*TASK TO CARRY OUT*:
Across all the records, filter for lines with the word "accent" and copy them.

Data about app and page elements:
◆ ◆ ◆ ◆

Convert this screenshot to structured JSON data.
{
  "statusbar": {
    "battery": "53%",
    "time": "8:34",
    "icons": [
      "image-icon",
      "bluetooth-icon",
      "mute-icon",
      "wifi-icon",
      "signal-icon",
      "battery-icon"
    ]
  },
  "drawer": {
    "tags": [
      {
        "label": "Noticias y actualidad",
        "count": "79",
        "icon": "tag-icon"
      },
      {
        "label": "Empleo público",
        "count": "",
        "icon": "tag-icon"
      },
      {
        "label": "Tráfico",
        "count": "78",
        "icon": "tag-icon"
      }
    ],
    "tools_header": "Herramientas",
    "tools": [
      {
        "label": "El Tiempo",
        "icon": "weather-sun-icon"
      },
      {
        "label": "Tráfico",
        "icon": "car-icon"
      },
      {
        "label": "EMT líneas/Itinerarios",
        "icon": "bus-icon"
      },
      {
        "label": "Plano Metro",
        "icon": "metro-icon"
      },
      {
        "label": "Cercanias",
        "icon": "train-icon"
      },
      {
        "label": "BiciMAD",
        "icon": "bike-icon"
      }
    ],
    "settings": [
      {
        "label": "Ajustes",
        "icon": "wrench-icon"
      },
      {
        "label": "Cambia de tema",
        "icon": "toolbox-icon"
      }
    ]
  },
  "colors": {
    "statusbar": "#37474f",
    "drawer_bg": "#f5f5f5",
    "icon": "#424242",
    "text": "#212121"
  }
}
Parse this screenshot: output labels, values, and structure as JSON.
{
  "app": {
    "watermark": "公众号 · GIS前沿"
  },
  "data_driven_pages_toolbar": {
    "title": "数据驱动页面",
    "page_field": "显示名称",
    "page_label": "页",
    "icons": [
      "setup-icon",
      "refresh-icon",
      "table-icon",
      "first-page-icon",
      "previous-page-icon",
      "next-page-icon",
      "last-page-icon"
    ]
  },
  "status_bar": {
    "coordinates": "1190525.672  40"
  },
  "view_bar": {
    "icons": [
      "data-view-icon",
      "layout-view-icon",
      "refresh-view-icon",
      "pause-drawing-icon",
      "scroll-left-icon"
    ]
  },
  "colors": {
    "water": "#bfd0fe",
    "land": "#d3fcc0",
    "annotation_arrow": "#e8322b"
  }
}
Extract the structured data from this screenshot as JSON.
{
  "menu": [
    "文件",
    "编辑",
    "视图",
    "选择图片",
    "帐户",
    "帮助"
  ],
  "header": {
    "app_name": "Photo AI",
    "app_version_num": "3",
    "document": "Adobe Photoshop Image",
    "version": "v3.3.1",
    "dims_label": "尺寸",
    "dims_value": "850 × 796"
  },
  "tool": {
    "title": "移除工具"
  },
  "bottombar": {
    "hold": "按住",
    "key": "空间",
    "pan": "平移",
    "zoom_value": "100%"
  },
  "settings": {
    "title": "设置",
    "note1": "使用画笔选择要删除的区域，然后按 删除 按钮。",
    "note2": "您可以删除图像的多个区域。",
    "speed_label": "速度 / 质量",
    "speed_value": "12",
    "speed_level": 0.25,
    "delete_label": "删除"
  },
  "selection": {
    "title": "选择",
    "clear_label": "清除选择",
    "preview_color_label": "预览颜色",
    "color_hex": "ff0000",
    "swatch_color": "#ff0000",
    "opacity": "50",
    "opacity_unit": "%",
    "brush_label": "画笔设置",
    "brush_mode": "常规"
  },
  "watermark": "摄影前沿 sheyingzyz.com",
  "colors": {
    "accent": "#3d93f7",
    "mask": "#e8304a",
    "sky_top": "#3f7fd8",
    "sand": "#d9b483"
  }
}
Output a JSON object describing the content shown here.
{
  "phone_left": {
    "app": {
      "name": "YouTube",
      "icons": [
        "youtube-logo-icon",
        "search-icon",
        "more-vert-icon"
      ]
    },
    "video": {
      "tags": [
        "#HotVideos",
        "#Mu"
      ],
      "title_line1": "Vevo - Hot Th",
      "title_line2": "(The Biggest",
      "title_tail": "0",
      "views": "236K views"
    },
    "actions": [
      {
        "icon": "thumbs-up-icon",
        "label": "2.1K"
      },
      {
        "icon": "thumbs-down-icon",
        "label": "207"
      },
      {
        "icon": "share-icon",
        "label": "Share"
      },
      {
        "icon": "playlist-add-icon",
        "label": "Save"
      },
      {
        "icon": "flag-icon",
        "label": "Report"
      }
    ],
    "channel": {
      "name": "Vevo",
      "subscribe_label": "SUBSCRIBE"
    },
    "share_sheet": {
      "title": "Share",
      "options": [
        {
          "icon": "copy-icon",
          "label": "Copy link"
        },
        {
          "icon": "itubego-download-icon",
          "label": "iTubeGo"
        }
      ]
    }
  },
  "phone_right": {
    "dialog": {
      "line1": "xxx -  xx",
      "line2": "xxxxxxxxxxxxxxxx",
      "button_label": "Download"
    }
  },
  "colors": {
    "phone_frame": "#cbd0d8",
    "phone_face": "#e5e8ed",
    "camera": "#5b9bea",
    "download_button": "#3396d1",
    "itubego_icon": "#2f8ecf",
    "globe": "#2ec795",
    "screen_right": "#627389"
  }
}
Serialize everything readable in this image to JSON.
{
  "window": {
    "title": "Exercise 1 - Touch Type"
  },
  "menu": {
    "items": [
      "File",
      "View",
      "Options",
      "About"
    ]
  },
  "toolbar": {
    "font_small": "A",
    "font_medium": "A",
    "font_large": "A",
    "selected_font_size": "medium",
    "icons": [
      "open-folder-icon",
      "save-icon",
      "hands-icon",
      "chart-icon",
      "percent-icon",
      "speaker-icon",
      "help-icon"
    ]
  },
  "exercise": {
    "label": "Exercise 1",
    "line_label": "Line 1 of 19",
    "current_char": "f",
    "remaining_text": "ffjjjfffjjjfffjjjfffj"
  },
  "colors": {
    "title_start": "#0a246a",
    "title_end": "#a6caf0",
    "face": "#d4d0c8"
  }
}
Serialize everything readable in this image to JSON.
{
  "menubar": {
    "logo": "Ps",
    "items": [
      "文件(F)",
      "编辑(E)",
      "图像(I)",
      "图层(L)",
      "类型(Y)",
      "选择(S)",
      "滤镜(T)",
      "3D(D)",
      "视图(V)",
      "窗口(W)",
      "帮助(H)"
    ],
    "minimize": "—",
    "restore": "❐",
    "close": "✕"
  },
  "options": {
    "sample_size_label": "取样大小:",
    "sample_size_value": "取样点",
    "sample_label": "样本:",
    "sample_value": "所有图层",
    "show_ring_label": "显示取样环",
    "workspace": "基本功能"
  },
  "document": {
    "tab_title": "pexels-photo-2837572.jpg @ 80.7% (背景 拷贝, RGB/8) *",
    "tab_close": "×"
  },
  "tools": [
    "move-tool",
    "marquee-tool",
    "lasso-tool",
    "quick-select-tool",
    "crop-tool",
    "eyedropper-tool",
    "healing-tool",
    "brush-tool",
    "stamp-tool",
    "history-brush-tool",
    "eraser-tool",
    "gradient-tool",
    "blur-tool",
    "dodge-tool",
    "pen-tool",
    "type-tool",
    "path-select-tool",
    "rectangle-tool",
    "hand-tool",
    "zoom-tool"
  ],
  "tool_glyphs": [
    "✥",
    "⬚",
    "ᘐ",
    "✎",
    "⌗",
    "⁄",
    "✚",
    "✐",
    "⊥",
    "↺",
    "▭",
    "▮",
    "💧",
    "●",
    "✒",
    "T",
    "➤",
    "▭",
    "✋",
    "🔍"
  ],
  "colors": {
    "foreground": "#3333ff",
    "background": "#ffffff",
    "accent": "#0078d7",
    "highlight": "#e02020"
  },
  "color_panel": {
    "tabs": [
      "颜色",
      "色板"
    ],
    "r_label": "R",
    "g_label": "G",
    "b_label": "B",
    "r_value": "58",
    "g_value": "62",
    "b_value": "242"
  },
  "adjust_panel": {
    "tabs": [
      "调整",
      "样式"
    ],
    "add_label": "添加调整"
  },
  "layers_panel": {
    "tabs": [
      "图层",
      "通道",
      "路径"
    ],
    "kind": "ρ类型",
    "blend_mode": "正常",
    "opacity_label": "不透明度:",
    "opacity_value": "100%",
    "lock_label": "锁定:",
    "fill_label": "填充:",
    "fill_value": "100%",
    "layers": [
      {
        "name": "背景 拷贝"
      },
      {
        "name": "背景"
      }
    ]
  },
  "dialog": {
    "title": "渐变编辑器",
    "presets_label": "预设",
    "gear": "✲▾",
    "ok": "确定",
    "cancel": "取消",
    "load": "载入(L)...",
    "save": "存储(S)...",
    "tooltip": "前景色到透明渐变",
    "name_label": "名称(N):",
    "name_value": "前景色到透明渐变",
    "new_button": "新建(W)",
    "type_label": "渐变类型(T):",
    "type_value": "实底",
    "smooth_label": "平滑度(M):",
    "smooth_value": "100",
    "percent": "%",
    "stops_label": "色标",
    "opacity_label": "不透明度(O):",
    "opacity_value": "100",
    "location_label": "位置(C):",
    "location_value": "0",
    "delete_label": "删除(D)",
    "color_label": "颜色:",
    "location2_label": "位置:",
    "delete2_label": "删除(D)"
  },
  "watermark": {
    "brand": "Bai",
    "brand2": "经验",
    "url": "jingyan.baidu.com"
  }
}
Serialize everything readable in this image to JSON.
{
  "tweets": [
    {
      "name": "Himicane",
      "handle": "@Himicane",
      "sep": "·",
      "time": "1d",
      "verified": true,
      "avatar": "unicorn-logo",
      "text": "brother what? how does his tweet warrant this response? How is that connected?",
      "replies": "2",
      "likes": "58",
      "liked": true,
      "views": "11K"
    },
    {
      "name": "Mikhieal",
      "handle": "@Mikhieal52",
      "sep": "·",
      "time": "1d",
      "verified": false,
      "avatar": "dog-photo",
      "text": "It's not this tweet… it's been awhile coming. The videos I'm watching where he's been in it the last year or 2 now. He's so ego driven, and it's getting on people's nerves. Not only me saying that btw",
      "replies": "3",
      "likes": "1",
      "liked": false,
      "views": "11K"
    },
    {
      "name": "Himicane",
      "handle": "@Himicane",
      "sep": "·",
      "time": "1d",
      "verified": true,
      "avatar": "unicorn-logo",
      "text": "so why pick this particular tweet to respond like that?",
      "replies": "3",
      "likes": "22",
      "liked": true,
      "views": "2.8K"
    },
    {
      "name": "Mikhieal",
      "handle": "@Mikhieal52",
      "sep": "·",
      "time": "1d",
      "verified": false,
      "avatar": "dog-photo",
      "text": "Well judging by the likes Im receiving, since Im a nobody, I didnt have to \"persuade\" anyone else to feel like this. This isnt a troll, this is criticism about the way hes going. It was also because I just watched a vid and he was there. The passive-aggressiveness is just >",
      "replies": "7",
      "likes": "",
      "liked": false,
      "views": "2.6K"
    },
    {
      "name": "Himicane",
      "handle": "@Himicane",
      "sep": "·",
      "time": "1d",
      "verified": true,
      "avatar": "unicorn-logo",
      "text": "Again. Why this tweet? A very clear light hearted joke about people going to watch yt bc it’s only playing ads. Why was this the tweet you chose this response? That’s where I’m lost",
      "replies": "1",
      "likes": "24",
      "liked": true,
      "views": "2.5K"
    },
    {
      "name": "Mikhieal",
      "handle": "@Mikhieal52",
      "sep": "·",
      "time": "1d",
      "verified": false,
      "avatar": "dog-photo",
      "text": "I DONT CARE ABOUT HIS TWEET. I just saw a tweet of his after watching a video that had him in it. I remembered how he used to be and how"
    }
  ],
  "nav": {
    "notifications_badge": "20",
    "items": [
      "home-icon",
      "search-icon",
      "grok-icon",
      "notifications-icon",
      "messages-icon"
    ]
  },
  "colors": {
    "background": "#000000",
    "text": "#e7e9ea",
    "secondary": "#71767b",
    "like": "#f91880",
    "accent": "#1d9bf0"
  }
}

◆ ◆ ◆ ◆

*YOUR RESPONSE*:
    "accent": "#3d93f7",
    "accent": "#0078d7",
    "accent": "#1d9bf0"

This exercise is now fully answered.